Many watches have been produced that were not of the lowest quality. They were affordable and well made. Among these were the watches that had mechanisms made by the Swiss Ebauche Companies, such as this Benrus. These watches are plentiful and affordable today. One difficulty with some of these watches is that they were installed in one-piece cases, so that the crystal must be removed in order to access the mechanism.
Many Bulova watches (circa 1955) have very attractive mechanisms (Swiss Ebauche), but their cases offered virtually no resistance against dirt nor moisture. Most cases were gold plated and were easily corroded when the plating wore off. Most had fancy crystals with all kinds of shapes other than the ordinary round shape (round crystals are the least difficult to replace).
Here is a fine watch, about ten years older, made by Hamilton. However, its case and crystal have the same problems as for the Bulovas above.
Ebauche made a fine series of automatically wound wristwatches, like these. The first one, a nice looking movement, is made by Felsa. The second one is of lower grade, the third one of medium grade, the fourth one a high quality certified chronometer made for Bucherer, and the fifth one a high quality watch made for Longines. The main difference in these watches is in the quality of the hairspring and balance wheel. Another difference is in whether the automatic winding mechanism is jewelled. Otherwise, these watches are very similar. The first one was made circa 1962. The rest were made circa 1970.
The last watch above is a newer Ebauche watch made for Bucherer. While it is not a certified chronometer, it is very well made. Notice that the automatic rotor has ball bearings!

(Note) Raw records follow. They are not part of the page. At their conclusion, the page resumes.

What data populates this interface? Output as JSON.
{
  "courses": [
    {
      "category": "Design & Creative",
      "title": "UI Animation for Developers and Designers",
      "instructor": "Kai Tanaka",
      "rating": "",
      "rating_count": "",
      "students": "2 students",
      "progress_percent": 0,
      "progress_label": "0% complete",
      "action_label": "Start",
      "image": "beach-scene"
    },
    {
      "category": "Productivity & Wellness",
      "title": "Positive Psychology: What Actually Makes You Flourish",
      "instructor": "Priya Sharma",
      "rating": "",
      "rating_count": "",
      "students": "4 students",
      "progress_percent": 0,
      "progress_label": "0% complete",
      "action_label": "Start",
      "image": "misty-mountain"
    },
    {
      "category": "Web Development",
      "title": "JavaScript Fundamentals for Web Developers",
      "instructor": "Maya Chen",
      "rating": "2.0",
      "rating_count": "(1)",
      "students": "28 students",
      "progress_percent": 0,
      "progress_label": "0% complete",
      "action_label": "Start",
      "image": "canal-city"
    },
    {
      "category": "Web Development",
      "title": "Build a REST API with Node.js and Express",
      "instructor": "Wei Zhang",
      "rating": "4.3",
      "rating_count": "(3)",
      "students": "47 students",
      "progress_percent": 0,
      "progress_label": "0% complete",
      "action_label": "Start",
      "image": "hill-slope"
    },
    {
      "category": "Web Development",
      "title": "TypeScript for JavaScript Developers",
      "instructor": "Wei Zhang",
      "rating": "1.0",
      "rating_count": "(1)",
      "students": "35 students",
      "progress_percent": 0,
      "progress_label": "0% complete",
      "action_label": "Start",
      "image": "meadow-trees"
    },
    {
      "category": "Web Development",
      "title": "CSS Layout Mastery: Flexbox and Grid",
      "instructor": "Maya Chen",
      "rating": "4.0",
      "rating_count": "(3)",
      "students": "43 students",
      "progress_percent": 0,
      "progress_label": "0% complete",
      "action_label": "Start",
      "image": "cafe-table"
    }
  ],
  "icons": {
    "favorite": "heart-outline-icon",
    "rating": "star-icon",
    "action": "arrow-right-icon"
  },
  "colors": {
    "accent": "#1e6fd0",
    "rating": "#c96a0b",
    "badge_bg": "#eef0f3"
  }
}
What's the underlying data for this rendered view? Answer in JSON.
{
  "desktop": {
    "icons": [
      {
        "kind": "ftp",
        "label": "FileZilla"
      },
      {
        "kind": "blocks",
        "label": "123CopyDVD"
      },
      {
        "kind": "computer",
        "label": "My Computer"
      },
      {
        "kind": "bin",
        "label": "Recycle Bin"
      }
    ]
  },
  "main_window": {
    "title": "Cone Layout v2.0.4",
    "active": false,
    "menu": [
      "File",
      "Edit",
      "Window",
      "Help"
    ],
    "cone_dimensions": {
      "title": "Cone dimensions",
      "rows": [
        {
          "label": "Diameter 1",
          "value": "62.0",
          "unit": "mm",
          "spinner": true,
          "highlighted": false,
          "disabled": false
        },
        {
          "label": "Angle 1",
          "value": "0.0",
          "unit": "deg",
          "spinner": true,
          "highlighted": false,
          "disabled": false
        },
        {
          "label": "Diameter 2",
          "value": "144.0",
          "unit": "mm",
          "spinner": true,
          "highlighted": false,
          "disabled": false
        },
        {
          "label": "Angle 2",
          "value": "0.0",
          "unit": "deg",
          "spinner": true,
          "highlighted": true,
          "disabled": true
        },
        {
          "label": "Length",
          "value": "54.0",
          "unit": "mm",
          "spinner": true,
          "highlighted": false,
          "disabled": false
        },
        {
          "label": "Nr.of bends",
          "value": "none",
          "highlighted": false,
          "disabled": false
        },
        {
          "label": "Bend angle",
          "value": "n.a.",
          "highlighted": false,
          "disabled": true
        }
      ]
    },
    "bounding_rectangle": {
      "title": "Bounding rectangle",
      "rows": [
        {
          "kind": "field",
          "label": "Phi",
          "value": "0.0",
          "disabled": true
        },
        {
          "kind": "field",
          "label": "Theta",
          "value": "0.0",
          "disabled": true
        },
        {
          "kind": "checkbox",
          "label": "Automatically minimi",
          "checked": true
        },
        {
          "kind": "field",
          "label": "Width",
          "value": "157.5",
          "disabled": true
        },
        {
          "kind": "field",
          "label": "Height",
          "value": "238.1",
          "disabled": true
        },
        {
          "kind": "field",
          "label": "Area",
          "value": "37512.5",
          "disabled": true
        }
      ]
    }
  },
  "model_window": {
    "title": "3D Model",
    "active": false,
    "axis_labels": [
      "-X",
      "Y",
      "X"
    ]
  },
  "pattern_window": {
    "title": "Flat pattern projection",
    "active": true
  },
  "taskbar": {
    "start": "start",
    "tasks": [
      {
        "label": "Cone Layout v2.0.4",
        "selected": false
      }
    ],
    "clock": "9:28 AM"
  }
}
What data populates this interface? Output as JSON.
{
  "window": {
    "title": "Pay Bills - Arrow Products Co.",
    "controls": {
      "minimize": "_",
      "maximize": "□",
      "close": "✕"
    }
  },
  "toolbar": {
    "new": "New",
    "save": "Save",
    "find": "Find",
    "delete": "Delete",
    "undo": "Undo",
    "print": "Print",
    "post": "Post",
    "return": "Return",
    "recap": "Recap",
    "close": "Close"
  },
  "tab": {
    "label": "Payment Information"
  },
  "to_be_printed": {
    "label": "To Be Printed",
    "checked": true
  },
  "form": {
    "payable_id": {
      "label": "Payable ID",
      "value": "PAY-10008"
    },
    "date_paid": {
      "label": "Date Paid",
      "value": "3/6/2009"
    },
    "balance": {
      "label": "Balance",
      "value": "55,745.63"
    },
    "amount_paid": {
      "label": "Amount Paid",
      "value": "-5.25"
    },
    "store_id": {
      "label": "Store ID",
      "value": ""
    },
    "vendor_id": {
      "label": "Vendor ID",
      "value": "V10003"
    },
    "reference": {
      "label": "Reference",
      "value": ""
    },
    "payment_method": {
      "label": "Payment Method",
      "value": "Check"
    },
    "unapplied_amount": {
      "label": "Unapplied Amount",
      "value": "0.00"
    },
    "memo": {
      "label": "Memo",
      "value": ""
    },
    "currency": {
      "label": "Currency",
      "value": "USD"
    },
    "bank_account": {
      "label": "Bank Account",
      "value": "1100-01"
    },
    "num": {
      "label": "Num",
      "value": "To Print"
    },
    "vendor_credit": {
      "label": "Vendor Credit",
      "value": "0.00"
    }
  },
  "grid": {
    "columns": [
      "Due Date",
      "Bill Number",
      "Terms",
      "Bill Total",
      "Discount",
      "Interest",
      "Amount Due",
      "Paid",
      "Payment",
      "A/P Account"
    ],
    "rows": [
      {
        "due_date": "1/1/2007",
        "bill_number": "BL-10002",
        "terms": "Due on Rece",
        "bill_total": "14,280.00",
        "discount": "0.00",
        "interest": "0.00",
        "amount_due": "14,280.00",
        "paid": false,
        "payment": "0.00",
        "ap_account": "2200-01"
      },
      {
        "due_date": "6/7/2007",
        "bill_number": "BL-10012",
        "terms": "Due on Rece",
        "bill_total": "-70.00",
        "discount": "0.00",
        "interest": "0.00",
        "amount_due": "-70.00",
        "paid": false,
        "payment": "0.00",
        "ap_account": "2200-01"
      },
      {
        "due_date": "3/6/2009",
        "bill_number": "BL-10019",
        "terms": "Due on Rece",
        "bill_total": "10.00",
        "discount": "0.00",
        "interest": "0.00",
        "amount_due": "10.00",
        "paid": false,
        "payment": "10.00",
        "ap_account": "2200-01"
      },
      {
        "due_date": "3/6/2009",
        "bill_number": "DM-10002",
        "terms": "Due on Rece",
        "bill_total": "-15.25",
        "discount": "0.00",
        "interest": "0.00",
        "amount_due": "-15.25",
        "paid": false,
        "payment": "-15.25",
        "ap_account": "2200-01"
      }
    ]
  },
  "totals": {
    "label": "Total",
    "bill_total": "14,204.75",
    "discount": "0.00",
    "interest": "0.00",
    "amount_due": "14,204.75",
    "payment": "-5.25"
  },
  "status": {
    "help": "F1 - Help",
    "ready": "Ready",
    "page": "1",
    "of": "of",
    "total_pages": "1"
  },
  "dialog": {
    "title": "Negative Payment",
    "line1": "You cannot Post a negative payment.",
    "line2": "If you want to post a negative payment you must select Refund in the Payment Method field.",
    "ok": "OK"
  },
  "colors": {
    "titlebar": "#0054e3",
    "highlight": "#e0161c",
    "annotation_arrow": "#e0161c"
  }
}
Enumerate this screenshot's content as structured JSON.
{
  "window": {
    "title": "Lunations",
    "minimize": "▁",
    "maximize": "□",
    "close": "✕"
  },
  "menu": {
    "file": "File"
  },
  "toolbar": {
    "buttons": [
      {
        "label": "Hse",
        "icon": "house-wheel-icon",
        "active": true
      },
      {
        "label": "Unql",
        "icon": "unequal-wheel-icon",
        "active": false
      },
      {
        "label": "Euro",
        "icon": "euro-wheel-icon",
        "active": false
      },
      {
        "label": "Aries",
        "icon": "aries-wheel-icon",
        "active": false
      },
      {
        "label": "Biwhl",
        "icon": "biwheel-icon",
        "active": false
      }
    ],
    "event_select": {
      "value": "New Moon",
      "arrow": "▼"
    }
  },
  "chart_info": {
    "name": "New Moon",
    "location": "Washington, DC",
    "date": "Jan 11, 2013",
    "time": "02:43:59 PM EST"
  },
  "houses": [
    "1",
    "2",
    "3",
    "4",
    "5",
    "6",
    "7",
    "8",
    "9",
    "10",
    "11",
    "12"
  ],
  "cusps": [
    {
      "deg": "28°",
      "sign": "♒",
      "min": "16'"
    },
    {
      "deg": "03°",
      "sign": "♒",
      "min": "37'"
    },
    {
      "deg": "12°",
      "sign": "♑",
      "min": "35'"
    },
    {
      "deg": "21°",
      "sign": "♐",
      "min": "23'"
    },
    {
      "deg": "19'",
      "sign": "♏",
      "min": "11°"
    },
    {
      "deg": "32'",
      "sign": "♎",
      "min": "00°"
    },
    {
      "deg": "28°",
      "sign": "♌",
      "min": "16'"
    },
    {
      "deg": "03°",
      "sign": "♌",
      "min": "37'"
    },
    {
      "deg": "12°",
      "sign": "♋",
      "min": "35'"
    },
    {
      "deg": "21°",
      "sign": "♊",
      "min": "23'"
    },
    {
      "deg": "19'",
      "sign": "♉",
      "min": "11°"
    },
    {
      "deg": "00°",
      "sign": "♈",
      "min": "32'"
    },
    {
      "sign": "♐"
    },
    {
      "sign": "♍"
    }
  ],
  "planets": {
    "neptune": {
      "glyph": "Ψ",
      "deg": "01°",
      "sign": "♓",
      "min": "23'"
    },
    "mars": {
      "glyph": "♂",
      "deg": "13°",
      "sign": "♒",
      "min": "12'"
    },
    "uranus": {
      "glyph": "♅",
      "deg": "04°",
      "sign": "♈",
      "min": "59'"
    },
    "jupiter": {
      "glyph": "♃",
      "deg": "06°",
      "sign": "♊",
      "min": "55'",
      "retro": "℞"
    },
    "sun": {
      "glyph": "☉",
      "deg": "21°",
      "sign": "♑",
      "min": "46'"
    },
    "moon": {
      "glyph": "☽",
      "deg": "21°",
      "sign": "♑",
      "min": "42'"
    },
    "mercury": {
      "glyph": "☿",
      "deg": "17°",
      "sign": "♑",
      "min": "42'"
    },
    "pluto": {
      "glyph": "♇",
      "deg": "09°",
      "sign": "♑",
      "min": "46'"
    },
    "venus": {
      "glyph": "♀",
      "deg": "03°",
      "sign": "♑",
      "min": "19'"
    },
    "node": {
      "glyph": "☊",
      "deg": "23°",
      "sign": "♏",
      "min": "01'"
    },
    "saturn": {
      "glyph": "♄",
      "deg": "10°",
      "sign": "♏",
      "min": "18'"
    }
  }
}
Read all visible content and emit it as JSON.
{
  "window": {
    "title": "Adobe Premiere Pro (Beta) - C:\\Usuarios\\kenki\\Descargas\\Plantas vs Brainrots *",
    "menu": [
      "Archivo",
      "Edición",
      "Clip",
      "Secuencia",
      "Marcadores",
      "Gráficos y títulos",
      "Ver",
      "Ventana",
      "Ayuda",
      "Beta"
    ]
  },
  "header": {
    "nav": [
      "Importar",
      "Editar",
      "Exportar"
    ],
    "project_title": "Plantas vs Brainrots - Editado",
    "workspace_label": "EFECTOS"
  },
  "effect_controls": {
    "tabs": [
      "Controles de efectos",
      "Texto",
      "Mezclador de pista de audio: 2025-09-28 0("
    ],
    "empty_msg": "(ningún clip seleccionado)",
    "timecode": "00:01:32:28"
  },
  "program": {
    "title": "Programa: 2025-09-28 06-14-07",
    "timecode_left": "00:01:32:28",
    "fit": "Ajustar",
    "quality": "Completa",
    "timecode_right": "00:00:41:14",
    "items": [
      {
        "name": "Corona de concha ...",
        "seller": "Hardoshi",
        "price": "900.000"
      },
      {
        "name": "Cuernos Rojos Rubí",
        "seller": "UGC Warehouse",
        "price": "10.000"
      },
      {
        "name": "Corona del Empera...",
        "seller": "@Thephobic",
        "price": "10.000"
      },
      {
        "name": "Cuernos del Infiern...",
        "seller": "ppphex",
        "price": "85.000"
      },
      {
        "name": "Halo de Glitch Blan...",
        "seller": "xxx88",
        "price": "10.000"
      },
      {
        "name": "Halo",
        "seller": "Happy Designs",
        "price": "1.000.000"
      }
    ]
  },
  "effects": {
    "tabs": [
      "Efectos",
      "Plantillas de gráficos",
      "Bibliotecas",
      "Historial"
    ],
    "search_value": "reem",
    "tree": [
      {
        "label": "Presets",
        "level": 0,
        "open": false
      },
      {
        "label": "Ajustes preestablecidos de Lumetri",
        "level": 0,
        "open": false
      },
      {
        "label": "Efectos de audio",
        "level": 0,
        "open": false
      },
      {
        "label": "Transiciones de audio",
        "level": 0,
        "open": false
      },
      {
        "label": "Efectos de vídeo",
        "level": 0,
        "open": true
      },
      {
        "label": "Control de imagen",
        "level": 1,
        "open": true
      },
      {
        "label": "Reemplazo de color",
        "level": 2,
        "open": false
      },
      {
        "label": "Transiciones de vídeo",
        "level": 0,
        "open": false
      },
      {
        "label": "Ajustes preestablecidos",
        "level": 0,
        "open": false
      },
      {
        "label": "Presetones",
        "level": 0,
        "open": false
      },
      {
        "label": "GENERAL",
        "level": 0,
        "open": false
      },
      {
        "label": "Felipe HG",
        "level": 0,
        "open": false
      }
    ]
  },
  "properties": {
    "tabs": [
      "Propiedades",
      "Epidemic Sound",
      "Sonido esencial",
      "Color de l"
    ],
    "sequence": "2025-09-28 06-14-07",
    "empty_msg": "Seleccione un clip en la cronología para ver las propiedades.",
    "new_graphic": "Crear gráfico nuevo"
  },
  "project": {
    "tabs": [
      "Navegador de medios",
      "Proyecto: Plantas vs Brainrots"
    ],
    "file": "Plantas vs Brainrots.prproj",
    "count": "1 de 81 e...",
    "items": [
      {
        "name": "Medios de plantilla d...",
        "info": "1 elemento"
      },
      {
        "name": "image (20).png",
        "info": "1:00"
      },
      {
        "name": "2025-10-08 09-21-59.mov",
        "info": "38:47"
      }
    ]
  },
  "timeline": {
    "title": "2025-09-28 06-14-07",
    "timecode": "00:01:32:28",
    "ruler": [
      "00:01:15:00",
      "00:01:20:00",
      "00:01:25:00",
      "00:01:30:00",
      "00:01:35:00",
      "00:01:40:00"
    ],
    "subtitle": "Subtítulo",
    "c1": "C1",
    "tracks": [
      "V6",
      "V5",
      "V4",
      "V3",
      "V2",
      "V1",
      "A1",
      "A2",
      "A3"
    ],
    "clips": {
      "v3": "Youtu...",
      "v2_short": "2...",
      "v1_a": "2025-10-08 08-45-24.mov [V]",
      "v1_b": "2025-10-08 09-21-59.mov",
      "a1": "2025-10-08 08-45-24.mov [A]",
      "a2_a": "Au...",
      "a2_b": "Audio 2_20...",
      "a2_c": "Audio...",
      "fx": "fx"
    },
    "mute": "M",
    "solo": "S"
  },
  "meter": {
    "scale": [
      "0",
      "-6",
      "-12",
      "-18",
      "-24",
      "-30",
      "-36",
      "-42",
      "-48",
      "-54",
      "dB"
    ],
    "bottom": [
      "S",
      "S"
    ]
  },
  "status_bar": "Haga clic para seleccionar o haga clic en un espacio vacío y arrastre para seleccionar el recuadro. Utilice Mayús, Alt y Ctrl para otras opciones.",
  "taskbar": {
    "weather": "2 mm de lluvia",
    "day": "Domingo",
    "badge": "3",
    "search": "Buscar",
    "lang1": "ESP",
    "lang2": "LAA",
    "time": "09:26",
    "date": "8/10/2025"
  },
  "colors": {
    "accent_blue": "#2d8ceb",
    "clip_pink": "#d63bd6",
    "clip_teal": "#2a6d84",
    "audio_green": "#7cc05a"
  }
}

I particularly like the equivalent watches made by Tissot. This watch has an extremely accurate microregulator, which is the same as the one found on the Omega Speedmaster (or very similar). My best mechanical timekeeper is a Tissot with a microregulator like this one.